— Component data from apps and pages —

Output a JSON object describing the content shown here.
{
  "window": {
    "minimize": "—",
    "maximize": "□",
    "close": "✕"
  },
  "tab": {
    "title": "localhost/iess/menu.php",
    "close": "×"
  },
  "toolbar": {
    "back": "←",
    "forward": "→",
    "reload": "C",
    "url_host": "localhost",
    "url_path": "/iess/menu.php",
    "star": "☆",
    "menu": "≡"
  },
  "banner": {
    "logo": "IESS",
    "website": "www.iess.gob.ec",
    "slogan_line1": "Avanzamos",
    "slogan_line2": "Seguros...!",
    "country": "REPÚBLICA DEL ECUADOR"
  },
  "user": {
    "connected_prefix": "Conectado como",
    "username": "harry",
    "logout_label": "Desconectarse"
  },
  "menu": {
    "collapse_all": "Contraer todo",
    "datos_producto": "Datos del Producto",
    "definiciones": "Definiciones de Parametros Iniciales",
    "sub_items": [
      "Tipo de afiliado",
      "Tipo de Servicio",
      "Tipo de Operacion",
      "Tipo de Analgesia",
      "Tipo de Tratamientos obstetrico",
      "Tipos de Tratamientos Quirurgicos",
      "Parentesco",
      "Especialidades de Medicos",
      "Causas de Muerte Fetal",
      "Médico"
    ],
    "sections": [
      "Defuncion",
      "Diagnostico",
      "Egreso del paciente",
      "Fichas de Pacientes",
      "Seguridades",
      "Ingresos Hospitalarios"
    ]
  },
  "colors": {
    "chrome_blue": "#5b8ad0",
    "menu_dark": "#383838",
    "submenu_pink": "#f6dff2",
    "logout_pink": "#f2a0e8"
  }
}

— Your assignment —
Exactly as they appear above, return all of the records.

— Exercise output —
Output a JSON object describing the content shown here.
{
  "window": {
    "minimize": "—",
    "maximize": "□",
    "close": "✕"
  },
  "tab": {
    "title": "localhost/iess/menu.php",
    "close": "×"
  },
  "toolbar": {
    "back": "←",
    "forward": "→",
    "reload": "C",
    "url_host": "localhost",
    "url_path": "/iess/menu.php",
    "star": "☆",
    "menu": "≡"
  },
  "banner": {
    "logo": "IESS",
    "website": "www.iess.gob.ec",
    "slogan_line1": "Avanzamos",
    "slogan_line2": "Seguros...!",
    "country": "REPÚBLICA DEL ECUADOR"
  },
  "user": {
    "connected_prefix": "Conectado como",
    "username": "harry",
    "logout_label": "Desconectarse"
  },
  "menu": {
    "collapse_all": "Contraer todo",
    "datos_producto": "Datos del Producto",
    "definiciones": "Definiciones de Parametros Iniciales",
    "sub_items": [
      "Tipo de afiliado",
      "Tipo de Servicio",
      "Tipo de Operacion",
      "Tipo de Analgesia",
      "Tipo de Tratamientos obstetrico",
      "Tipos de Tratamientos Quirurgicos",
      "Parentesco",
      "Especialidades de Medicos",
      "Causas de Muerte Fetal",
      "Médico"
    ],
    "sections": [
      "Defuncion",
      "Diagnostico",
      "Egreso del paciente",
      "Fichas de Pacientes",
      "Seguridades",
      "Ingresos Hospitalarios"
    ]
  },
  "colors": {
    "chrome_blue": "#5b8ad0",
    "menu_dark": "#383838",
    "submenu_pink": "#f6dff2",
    "logout_pink": "#f2a0e8"
  }
}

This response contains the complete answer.